Then we meet the professional indignation:

And when historians and scholars object to this misuse of their work, mythicists and inerrantists typically respond in the same way: by insisting that the academy is in fact conspiring to cover up the truth or infested with an ideology that blinds us to the truth.

Interesting that he speaks of “historians and scholars”. Is he trying to impress readers once again that theologians like himself really are true historians and scholars? Certainly a good number of theologians do call themselves historians and in one sense they are, but even in their own ranks we find criticisms that their approach to history is quite different from the way other historians work. (Raphael Lataster demonstrated that most emphatically in his book. Recall a paper of his discussing historical Jesus methodology that was rejected by a scholarly Biblical publisher was accepted by a Historical conference.) And of course our Butler Professor cannot be ignorant of the fact that it is theologians themselves, his own peers, who regularly complain about the ideology that blinds them as a whole to seriously radical ideas.
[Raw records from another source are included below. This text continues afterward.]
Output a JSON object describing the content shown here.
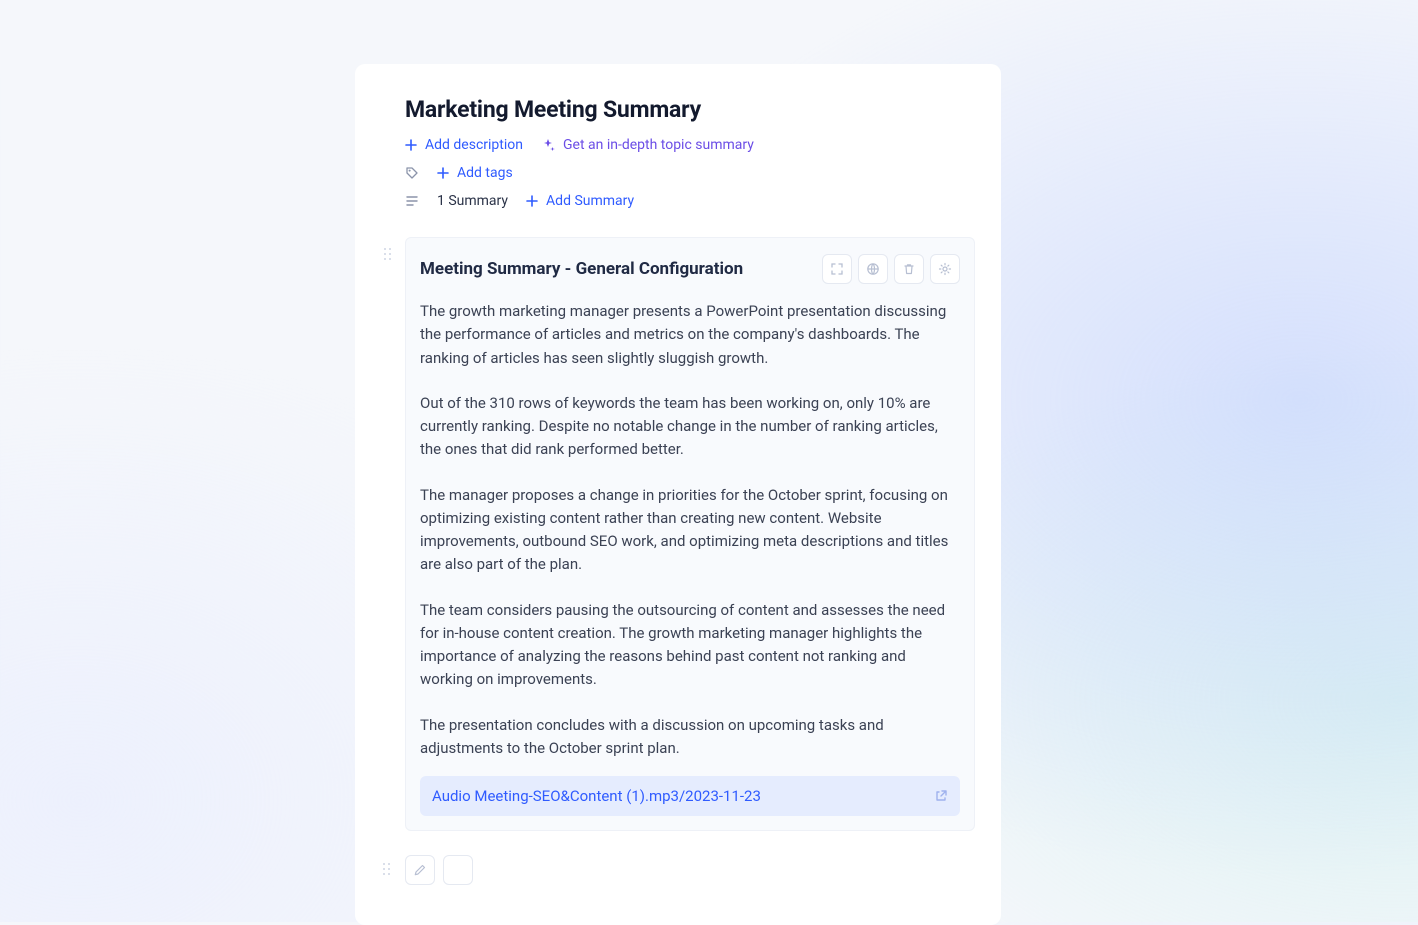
{
  "header": {
    "title": "Marketing Meeting Summary",
    "add_description": "Add description",
    "topic_summary": "Get an in-depth topic summary",
    "add_tags": "Add tags",
    "summary_count": "1 Summary",
    "add_summary": "Add Summary"
  },
  "summary": {
    "title": "Meeting Summary - General Configuration",
    "paragraphs": [
      "The growth marketing manager presents a PowerPoint presentation discussing the performance of articles and metrics on the company's dashboards. The ranking of articles has seen slightly sluggish growth.",
      "Out of the 310 rows of keywords the team has been working on, only 10% are currently ranking. Despite no notable change in the number of ranking articles, the ones that did rank performed better.",
      "The manager proposes a change in priorities for the October sprint, focusing on optimizing existing content rather than creating new content. Website improvements, outbound SEO work, and optimizing meta descriptions and titles are also part of the plan.",
      "The team considers pausing the outsourcing of content and assesses the need for in-house content creation. The growth marketing manager highlights the importance of analyzing the reasons behind past content not ranking and working on improvements.",
      "The presentation concludes with a discussion on upcoming tasks and adjustments to the October sprint plan."
    ],
    "attachment_label": "Audio Meeting-SEO&Content (1).mp3/2023-11-23"
  }
}
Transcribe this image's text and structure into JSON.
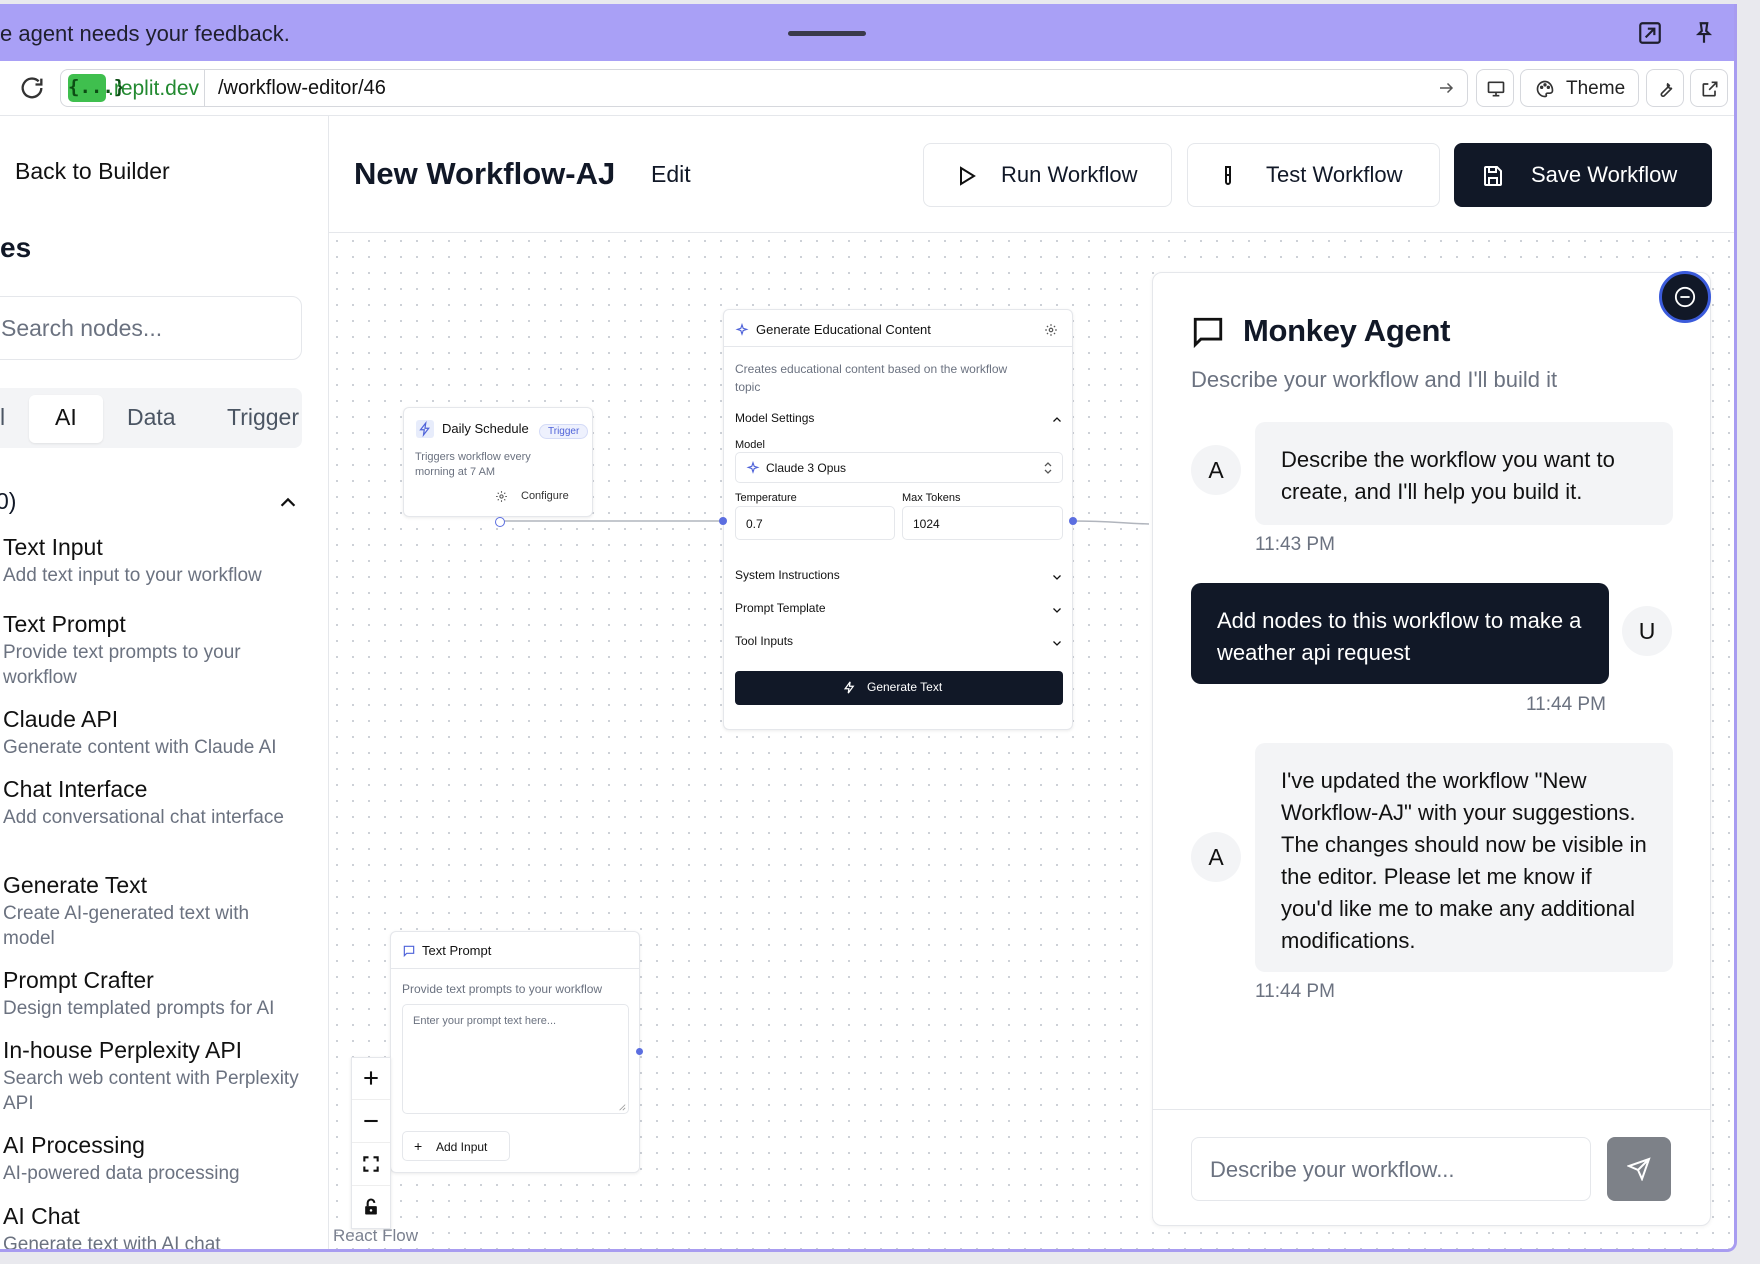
{
  "feedback_bar": {
    "message": "e agent needs your feedback."
  },
  "url_bar": {
    "badge": "{...}",
    "domain": ".replit.dev",
    "path": "/workflow-editor/46",
    "theme_label": "Theme"
  },
  "sidebar": {
    "back_label": "Back to Builder",
    "title": "es",
    "search_placeholder": "Search nodes...",
    "tabs": [
      {
        "label": "l"
      },
      {
        "label": "AI"
      },
      {
        "label": "Data"
      },
      {
        "label": "Trigger"
      }
    ],
    "category_label": "0)",
    "items": [
      {
        "title": "Text Input",
        "desc": "Add text input to your workflow"
      },
      {
        "title": "Text Prompt",
        "desc": "Provide text prompts to your workflow"
      },
      {
        "title": "Claude API",
        "desc": "Generate content with Claude AI"
      },
      {
        "title": "Chat Interface",
        "desc": "Add conversational chat interface"
      },
      {
        "title": "Generate Text",
        "desc": "Create AI-generated text with model"
      },
      {
        "title": "Prompt Crafter",
        "desc": "Design templated prompts for AI"
      },
      {
        "title": "In-house Perplexity API",
        "desc": "Search web content with Perplexity API"
      },
      {
        "title": "AI Processing",
        "desc": "AI-powered data processing"
      },
      {
        "title": "AI Chat",
        "desc": "Generate text with AI chat"
      }
    ]
  },
  "header": {
    "title": "New Workflow-AJ",
    "edit_label": "Edit",
    "run_label": "Run Workflow",
    "test_label": "Test Workflow",
    "save_label": "Save Workflow"
  },
  "canvas": {
    "watermark": "React Flow",
    "daily_schedule": {
      "title": "Daily Schedule",
      "badge": "Trigger",
      "desc": "Triggers workflow every morning at 7 AM",
      "configure": "Configure"
    },
    "generate_node": {
      "title": "Generate Educational Content",
      "desc": "Creates educational content based on the workflow topic",
      "model_settings": "Model Settings",
      "model_label": "Model",
      "model_value": "Claude 3 Opus",
      "temperature_label": "Temperature",
      "temperature_value": "0.7",
      "max_tokens_label": "Max Tokens",
      "max_tokens_value": "1024",
      "sections": [
        "System Instructions",
        "Prompt Template",
        "Tool Inputs"
      ],
      "button": "Generate Text"
    },
    "text_prompt_node": {
      "title": "Text Prompt",
      "desc": "Provide text prompts to your workflow",
      "placeholder": "Enter your prompt text here...",
      "add_input": "Add Input"
    }
  },
  "chat": {
    "title": "Monkey Agent",
    "subtitle": "Describe your workflow and I'll build it",
    "messages": [
      {
        "role": "A",
        "text": "Describe the workflow you want to create, and I'll help you build it.",
        "time": "11:43 PM"
      },
      {
        "role": "U",
        "text": "Add nodes to this workflow to make a weather api request",
        "time": "11:44 PM"
      },
      {
        "role": "A",
        "text": "I've updated the workflow \"New Workflow-AJ\" with your suggestions. The changes should now be visible in the editor. Please let me know if you'd like me to make any additional modifications.",
        "time": "11:44 PM"
      }
    ],
    "input_placeholder": "Describe your workflow..."
  },
  "colors": {
    "feedback_bar": "#a9a0f6",
    "primary_dark": "#111827",
    "handle": "#5b6ee0",
    "domain_green": "#238a31"
  }
}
Recall again his point:

Historians, on the other hand, are supposed to deal in a nuanced manner with evidence, and to recognize that each piece of evidence must be assessed separately and on its own terms.

Do I need to quote again here the many instances of nuance and tentativeness and scholarly humility in the way scholarly mythicists (scholarly referring to any mythicist who argues in a scholarly manner — leaving aside the dogmatists) very often present their arguments and set them beside a list the many abusive and dogmatic denunciations of theologian “historians and scholars” like the Butler Professor himself when arguing for the historicity of Jesus?